> WORK REQUIRED
Restate each entry below exactly; pictures stay out of the copy.

[PROVIDED RECORDS — start]

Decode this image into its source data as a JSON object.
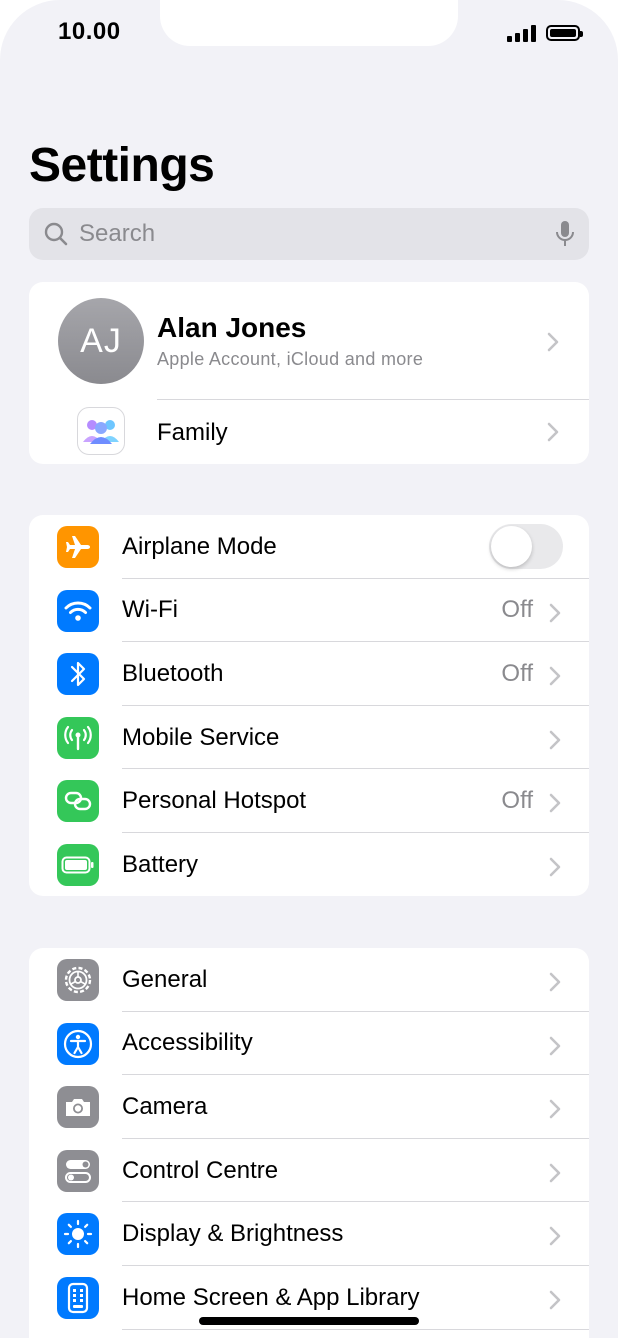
{
  "status": {
    "time": "10.00"
  },
  "page": {
    "title": "Settings"
  },
  "search": {
    "placeholder": "Search"
  },
  "profile": {
    "initials": "AJ",
    "name": "Alan Jones",
    "subtitle": "Apple Account, iCloud and more",
    "family_label": "Family"
  },
  "connectivity": {
    "airplane": {
      "label": "Airplane Mode",
      "toggle_on": false
    },
    "wifi": {
      "label": "Wi-Fi",
      "value": "Off"
    },
    "bluetooth": {
      "label": "Bluetooth",
      "value": "Off"
    },
    "mobile": {
      "label": "Mobile Service"
    },
    "hotspot": {
      "label": "Personal Hotspot",
      "value": "Off"
    },
    "battery": {
      "label": "Battery"
    }
  },
  "system": {
    "general": {
      "label": "General"
    },
    "accessibility": {
      "label": "Accessibility"
    },
    "camera": {
      "label": "Camera"
    },
    "control_centre": {
      "label": "Control Centre"
    },
    "display": {
      "label": "Display & Brightness"
    },
    "home_screen": {
      "label": "Home Screen & App Library"
    }
  },
  "colors": {
    "orange": "#ff9500",
    "blue": "#007aff",
    "green": "#34c759",
    "gray": "#8e8e93",
    "background": "#f2f2f7",
    "chevron": "#c4c4c7",
    "secondary_text": "#8a8a8e"
  },
  "icons": [
    "search-icon",
    "microphone-icon",
    "airplane-icon",
    "wifi-icon",
    "bluetooth-icon",
    "antenna-icon",
    "hotspot-icon",
    "battery-icon",
    "gear-icon",
    "accessibility-icon",
    "camera-icon",
    "control-centre-icon",
    "brightness-icon",
    "home-screen-icon",
    "family-icon",
    "chevron-right-icon"
  ]
}
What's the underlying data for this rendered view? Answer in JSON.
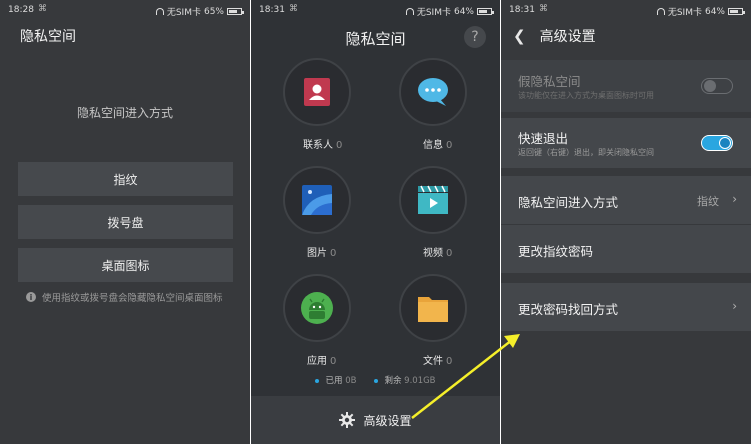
{
  "screen1": {
    "status": {
      "time": "18:28",
      "carrier": "无SIM卡",
      "battery": "65%"
    },
    "title": "隐私空间",
    "subtitle": "隐私空间进入方式",
    "options": [
      {
        "label": "指纹"
      },
      {
        "label": "拨号盘"
      },
      {
        "label": "桌面图标"
      }
    ],
    "note": "使用指纹或拨号盘会隐藏隐私空间桌面图标"
  },
  "screen2": {
    "status": {
      "time": "18:31",
      "carrier": "无SIM卡",
      "battery": "64%"
    },
    "title": "隐私空间",
    "help": "?",
    "apps": [
      {
        "label": "联系人",
        "count": "0",
        "icon": "contacts-icon"
      },
      {
        "label": "信息",
        "count": "0",
        "icon": "messages-icon"
      },
      {
        "label": "图片",
        "count": "0",
        "icon": "gallery-icon"
      },
      {
        "label": "视频",
        "count": "0",
        "icon": "video-icon"
      },
      {
        "label": "应用",
        "count": "0",
        "icon": "android-icon"
      },
      {
        "label": "文件",
        "count": "0",
        "icon": "folder-icon"
      }
    ],
    "storage": {
      "used_label": "已用",
      "used_value": "0B",
      "free_label": "剩余",
      "free_value": "9.01GB"
    },
    "advanced": "高级设置"
  },
  "screen3": {
    "status": {
      "time": "18:31",
      "carrier": "无SIM卡",
      "battery": "64%"
    },
    "title": "高级设置",
    "fake_space": {
      "label": "假隐私空间",
      "desc": "该功能仅在进入方式为桌面图标时可用",
      "enabled": false
    },
    "quick_exit": {
      "label": "快速退出",
      "desc": "返回键（右键）退出，即关闭隐私空间",
      "enabled": true
    },
    "entry_method": {
      "label": "隐私空间进入方式",
      "value": "指纹"
    },
    "change_password": {
      "label": "更改指纹密码"
    },
    "recovery": {
      "label": "更改密码找回方式"
    }
  },
  "colors": {
    "accent": "#2aa6e0",
    "arrow": "#f5ef2a"
  }
}
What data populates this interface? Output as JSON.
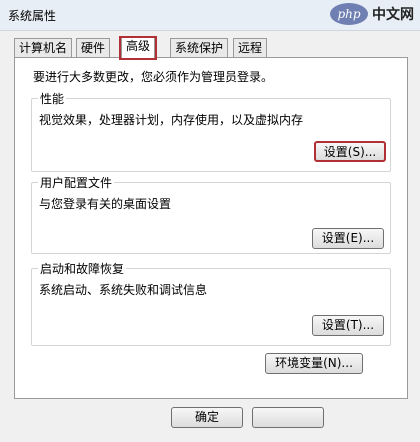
{
  "window": {
    "title": "系统属性"
  },
  "watermark": {
    "logo": "php",
    "text": "中文网"
  },
  "tabs": [
    {
      "label": "计算机名"
    },
    {
      "label": "硬件"
    },
    {
      "label": "高级"
    },
    {
      "label": "系统保护"
    },
    {
      "label": "远程"
    }
  ],
  "advanced": {
    "notice": "要进行大多数更改，您必须作为管理员登录。",
    "performance": {
      "title": "性能",
      "description": "视觉效果，处理器计划，内存使用，以及虚拟内存",
      "button": "设置(S)..."
    },
    "user_profiles": {
      "title": "用户配置文件",
      "description": "与您登录有关的桌面设置",
      "button": "设置(E)..."
    },
    "startup_recovery": {
      "title": "启动和故障恢复",
      "description": "系统启动、系统失败和调试信息",
      "button": "设置(T)..."
    },
    "env_button": "环境变量(N)..."
  },
  "footer": {
    "ok": "确定"
  }
}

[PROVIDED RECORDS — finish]

> RESULT
Decode this image into its source data as a JSON object.
{
  "status": {
    "time": "10.00"
  },
  "page": {
    "title": "Settings"
  },
  "search": {
    "placeholder": "Search"
  },
  "profile": {
    "initials": "AJ",
    "name": "Alan Jones",
    "subtitle": "Apple Account, iCloud and more",
    "family_label": "Family"
  },
  "connectivity": {
    "airplane": {
      "label": "Airplane Mode",
      "toggle_on": false
    },
    "wifi": {
      "label": "Wi-Fi",
      "value": "Off"
    },
    "bluetooth": {
      "label": "Bluetooth",
      "value": "Off"
    },
    "mobile": {
      "label": "Mobile Service"
    },
    "hotspot": {
      "label": "Personal Hotspot",
      "value": "Off"
    },
    "battery": {
      "label": "Battery"
    }
  },
  "system": {
    "general": {
      "label": "General"
    },
    "accessibility": {
      "label": "Accessibility"
    },
    "camera": {
      "label": "Camera"
    },
    "control_centre": {
      "label": "Control Centre"
    },
    "display": {
      "label": "Display & Brightness"
    },
    "home_screen": {
      "label": "Home Screen & App Library"
    }
  },
  "colors": {
    "orange": "#ff9500",
    "blue": "#007aff",
    "green": "#34c759",
    "gray": "#8e8e93",
    "background": "#f2f2f7",
    "chevron": "#c4c4c7",
    "secondary_text": "#8a8a8e"
  },
  "icons": [
    "search-icon",
    "microphone-icon",
    "airplane-icon",
    "wifi-icon",
    "bluetooth-icon",
    "antenna-icon",
    "hotspot-icon",
    "battery-icon",
    "gear-icon",
    "accessibility-icon",
    "camera-icon",
    "control-centre-icon",
    "brightness-icon",
    "home-screen-icon",
    "family-icon",
    "chevron-right-icon"
  ]
}
What's the underlying data for this rendered view? Answer in JSON.
{
  "screen1": {
    "status": {
      "time": "18:28",
      "carrier": "无SIM卡",
      "battery": "65%"
    },
    "title": "隐私空间",
    "subtitle": "隐私空间进入方式",
    "options": [
      {
        "label": "指纹"
      },
      {
        "label": "拨号盘"
      },
      {
        "label": "桌面图标"
      }
    ],
    "note": "使用指纹或拨号盘会隐藏隐私空间桌面图标"
  },
  "screen2": {
    "status": {
      "time": "18:31",
      "carrier": "无SIM卡",
      "battery": "64%"
    },
    "title": "隐私空间",
    "help": "?",
    "apps": [
      {
        "label": "联系人",
        "count": "0",
        "icon": "contacts-icon"
      },
      {
        "label": "信息",
        "count": "0",
        "icon": "messages-icon"
      },
      {
        "label": "图片",
        "count": "0",
        "icon": "gallery-icon"
      },
      {
        "label": "视频",
        "count": "0",
        "icon": "video-icon"
      },
      {
        "label": "应用",
        "count": "0",
        "icon": "android-icon"
      },
      {
        "label": "文件",
        "count": "0",
        "icon": "folder-icon"
      }
    ],
    "storage": {
      "used_label": "已用",
      "used_value": "0B",
      "free_label": "剩余",
      "free_value": "9.01GB"
    },
    "advanced": "高级设置"
  },
  "screen3": {
    "status": {
      "time": "18:31",
      "carrier": "无SIM卡",
      "battery": "64%"
    },
    "title": "高级设置",
    "fake_space": {
      "label": "假隐私空间",
      "desc": "该功能仅在进入方式为桌面图标时可用",
      "enabled": false
    },
    "quick_exit": {
      "label": "快速退出",
      "desc": "返回键（右键）退出，即关闭隐私空间",
      "enabled": true
    },
    "entry_method": {
      "label": "隐私空间进入方式",
      "value": "指纹"
    },
    "change_password": {
      "label": "更改指纹密码"
    },
    "recovery": {
      "label": "更改密码找回方式"
    }
  },
  "colors": {
    "accent": "#2aa6e0",
    "arrow": "#f5ef2a"
  }
}
What data populates this interface? Output as JSON.
{
  "window": {
    "title": "系统属性"
  },
  "watermark": {
    "logo": "php",
    "text": "中文网"
  },
  "tabs": [
    {
      "label": "计算机名"
    },
    {
      "label": "硬件"
    },
    {
      "label": "高级"
    },
    {
      "label": "系统保护"
    },
    {
      "label": "远程"
    }
  ],
  "advanced": {
    "notice": "要进行大多数更改，您必须作为管理员登录。",
    "performance": {
      "title": "性能",
      "description": "视觉效果，处理器计划，内存使用，以及虚拟内存",
      "button": "设置(S)..."
    },
    "user_profiles": {
      "title": "用户配置文件",
      "description": "与您登录有关的桌面设置",
      "button": "设置(E)..."
    },
    "startup_recovery": {
      "title": "启动和故障恢复",
      "description": "系统启动、系统失败和调试信息",
      "button": "设置(T)..."
    },
    "env_button": "环境变量(N)..."
  },
  "footer": {
    "ok": "确定"
  }
}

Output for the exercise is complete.